Fletcher gathered then his thoughts, his intelligencer's mind working on what Jane had said until no doubt remained in that mind.
"Robert has ridden to the finish line, has he not? You are with child, Jane, is it not so?" He said his words kindly and softly, no hint of condemnation in them, but even so they were too much for poor Jane and she let loose floods of tears, tears that were confession sufficient.
"Some two months now since my last flowers," Jane confessed when she was able, "And in great fear I have been that you would cast me out when this became known to you, as in time it must have been."
"No fears of that," Fletcher was brisk now for there were arrangements to be made. "No fears, but a wedding to be made as soon as able, unless your Robert be a cur who would not marry a girl he had got with child."
"No cur, sir," Jane defended her lover hotly, "But stable lad to one Sir William Rich and of no means to support a wife and child."
"Sir William Rich said you?" Stick blurted the words from his mouth, a mouth much trained in the attentions it should give to prick, but not yet so well trained in the attention it should give to the words it spoke. "That name is one that Harry did mention is it not?"
"And a name our Jane now knows to be one that has come to our attention, Stick," Fletcher spoke firmly, "And Jane's beau is servant to that man and like it will be that our interest in him will soon reach his ears by that means."

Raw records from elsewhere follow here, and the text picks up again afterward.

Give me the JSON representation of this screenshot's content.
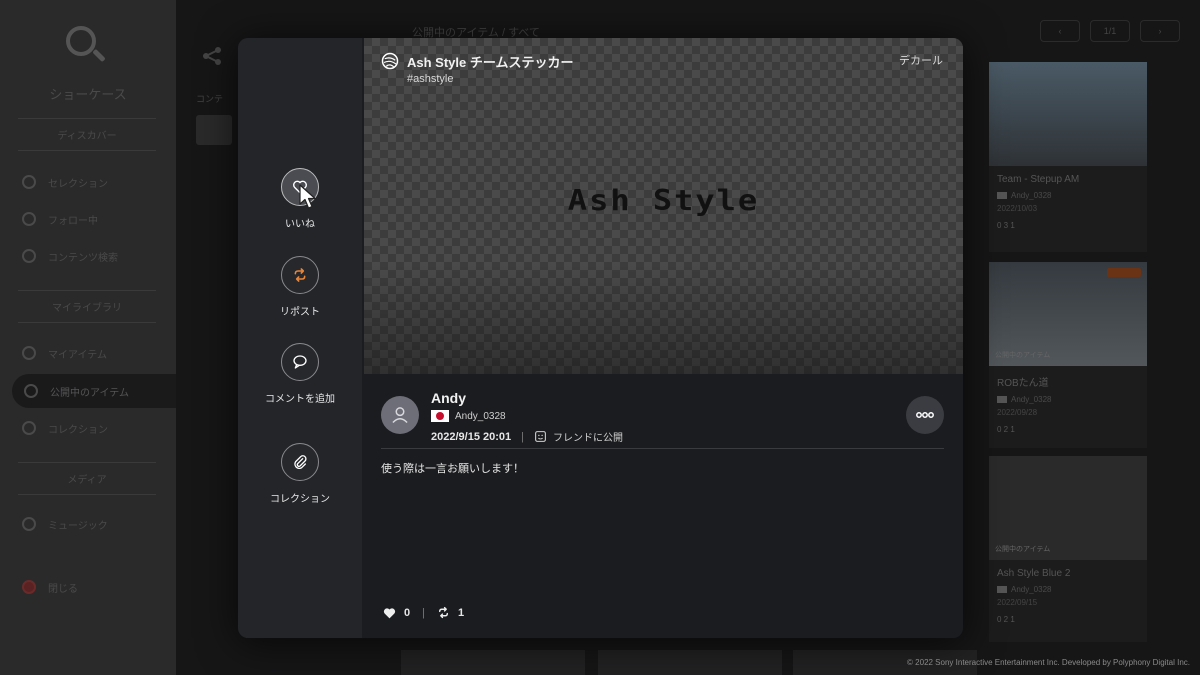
{
  "background": {
    "sidebar": {
      "title": "ショーケース",
      "sections": [
        {
          "label": "ディスカバー"
        },
        {
          "label": "マイライブラリ"
        },
        {
          "label": "メディア"
        }
      ],
      "items": [
        {
          "label": "セレクション"
        },
        {
          "label": "フォロー中"
        },
        {
          "label": "コンテンツ検索"
        },
        {
          "label": "マイアイテム"
        },
        {
          "label": "公開中のアイテム"
        },
        {
          "label": "コレクション"
        },
        {
          "label": "ミュージック"
        },
        {
          "label": "閉じる"
        }
      ]
    },
    "header": {
      "breadcrumb": "公開中のアイテム / すべて",
      "page": "1/1"
    },
    "cards": [
      {
        "title": "Team - Stepup AM",
        "user": "Andy_0328",
        "date": "2022/10/03",
        "stats": "0  3  1"
      },
      {
        "title": "ROBたん道",
        "user": "Andy_0328",
        "date": "2022/09/28",
        "stats": "0  2  1"
      },
      {
        "title": "Ash Style Blue 2",
        "user": "Andy_0328",
        "date": "2022/09/15",
        "stats": "0  2  1"
      }
    ]
  },
  "modal": {
    "actions": {
      "like": "いいね",
      "repost": "リポスト",
      "comment": "コメントを追加",
      "collection": "コレクション"
    },
    "item": {
      "title": "Ash Style チームステッカー",
      "tag": "#ashstyle",
      "category": "デカール",
      "decal_text": "Ash Style"
    },
    "author": {
      "name": "Andy",
      "id": "Andy_0328",
      "date": "2022/9/15 20:01",
      "visibility": "フレンドに公開"
    },
    "description": "使う際は一言お願いします！",
    "stats": {
      "likes": "0",
      "reposts": "1"
    }
  },
  "footer": {
    "copyright": "© 2022 Sony Interactive Entertainment Inc. Developed by Polyphony Digital Inc."
  }
}
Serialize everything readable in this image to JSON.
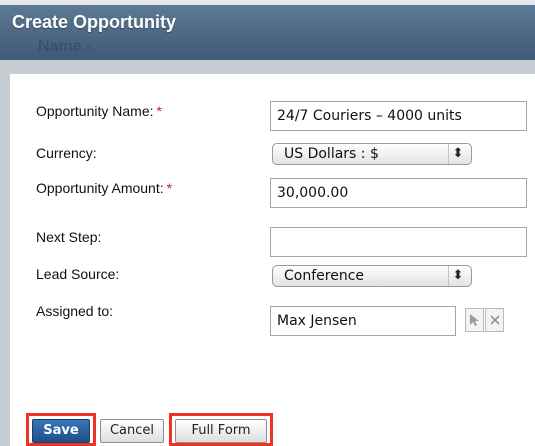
{
  "dialog": {
    "title": "Create Opportunity"
  },
  "background": {
    "column_label": "Name",
    "sort_glyph": "≡"
  },
  "form": {
    "opportunity_name": {
      "label": "Opportunity Name:",
      "required": "*",
      "value": "24/7 Couriers – 4000 units"
    },
    "currency": {
      "label": "Currency:",
      "selected": "US Dollars : $"
    },
    "amount": {
      "label": "Opportunity Amount:",
      "required": "*",
      "value": "30,000.00"
    },
    "next_step": {
      "label": "Next Step:",
      "value": ""
    },
    "lead_source": {
      "label": "Lead Source:",
      "selected": "Conference"
    },
    "assigned_to": {
      "label": "Assigned to:",
      "value": "Max Jensen",
      "select_icon": "cursor-arrow-icon",
      "clear_icon": "close-icon"
    }
  },
  "buttons": {
    "save": "Save",
    "cancel": "Cancel",
    "full_form": "Full Form"
  },
  "colors": {
    "header": "#4a6783",
    "highlight": "#ee3322",
    "required": "#dd1111",
    "primary_button": "#2a5f9e"
  }
}
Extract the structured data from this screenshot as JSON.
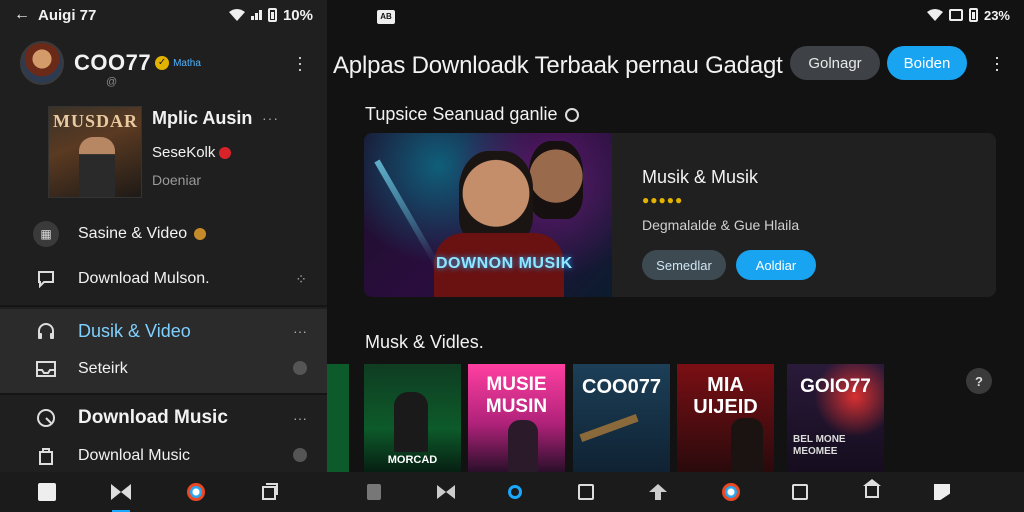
{
  "left": {
    "status": {
      "title": "Auigi 77",
      "battery": "10%"
    },
    "profile": {
      "name": "COO77",
      "sub": "@",
      "tag": "Matha"
    },
    "now_playing": {
      "album_title": "MUSDAR",
      "title": "Mplic Ausin",
      "subtitle": "SeseKolk",
      "subtitle2": "Doeniar"
    },
    "menu": {
      "item1": "Sasine & Video",
      "item2": "Download Mulson.",
      "item3": "Dusik & Video",
      "item4": "Seteirk",
      "item5": "Download Music",
      "item6": "Downloal Music"
    }
  },
  "right": {
    "status": {
      "app_badge": "AB",
      "battery": "23%"
    },
    "header": {
      "title": "Aplpas Downloadk Terbaak pernau Gadagt",
      "btn1": "Golnagr",
      "btn2": "Boiden"
    },
    "section1": {
      "title": "Tupsice Seanuad ganlie"
    },
    "feature": {
      "image_text": "DOWNON MUSIK",
      "title": "Musik & Musik",
      "stars": "●●●●●",
      "desc": "Degmalalde & Gue Hlaila",
      "btn1": "Semedlar",
      "btn2": "Aoldiar"
    },
    "section2": {
      "title": "Musk & Vidles."
    },
    "thumbnails": [
      {
        "text": "MORCAD",
        "bg": "#0d5a2a"
      },
      {
        "text": "MUSIE MUSIN",
        "bg": "#ff3fa1"
      },
      {
        "text": "COO077",
        "bg": "#1c3f57"
      },
      {
        "text": "MIA UIJEID",
        "bg": "#7a0f14"
      },
      {
        "text": "GOIO77",
        "bg": "#2a1a3a",
        "subtext": "BEL MONE MEOMEE"
      }
    ],
    "help": "?"
  },
  "colors": {
    "accent_blue": "#19a4f2",
    "panel_left": "#1f1f1f",
    "panel_right": "#121212"
  }
}
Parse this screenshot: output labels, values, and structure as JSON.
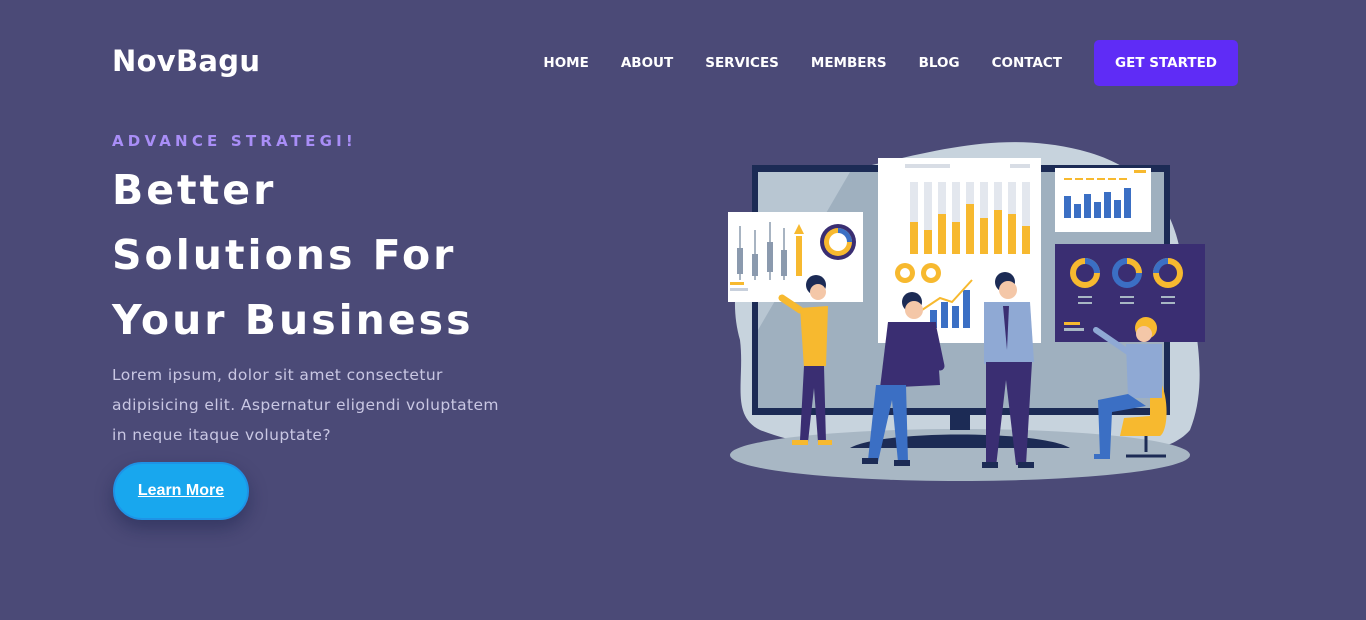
{
  "brand": {
    "name": "NovBagu"
  },
  "nav": {
    "items": [
      "HOME",
      "ABOUT",
      "SERVICES",
      "MEMBERS",
      "BLOG",
      "CONTACT"
    ],
    "cta": "GET STARTED"
  },
  "hero": {
    "eyebrow": "ADVANCE STRATEGI!",
    "title_lines": [
      "Better",
      "Solutions For",
      "Your Business"
    ],
    "lede": "Lorem ipsum, dolor sit amet consectetur adipisicing elit. Aspernatur eligendi voluptatem in neque itaque voluptate?",
    "button": "Learn More"
  },
  "colors": {
    "background": "#4b4a77",
    "accent": "#5f2cf6",
    "eyebrow": "#a98ef7",
    "button": "#18a7ee",
    "chart_yellow": "#f7b92f",
    "chart_blue": "#3b6fc4",
    "panel_navy": "#3a2e72"
  },
  "illustration": {
    "name": "business-analytics-illustration"
  }
}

"Not so, master Fletcher," Jane declared, "For my mouth is not free with words it should not speak. And I will tell you plain, that my Robert likes not the one he is servant to, for he is a man of some temper, and most free with the use of his crop when in the stables. Nor horse, nor boy, nor man escapes its lash."
"Then must we meet with your Robert, and that most soon, for there is not but a wedding to discuss, but the matter of his employer also. See to it, Jane, but tell him it is nothing more than the making of an honest woman of you that I wish to talk."
"If you mean no harm to him, master Fletcher, then this I will do. He shall come all unprepared to talk of his employer, for that way I think you will gain more intelligence from him. Is that not so?"
"It is so indeed, Jane. And when next you talk with Stick maybe it will be that you should impart some of your understanding to him, for I think you have more a mind for intelligencing than does he."
"I am but a mere servant girl," Jane took care to simper.
"A mere servant girl who would scamper with ease about a web such as Mr. Walsingham's," Fletcher observed, "And lay also new strands and make plots aplenty. But have no fears, for your employ is certain with us here. Such a one as you has uses more than in the keeping of a house I think."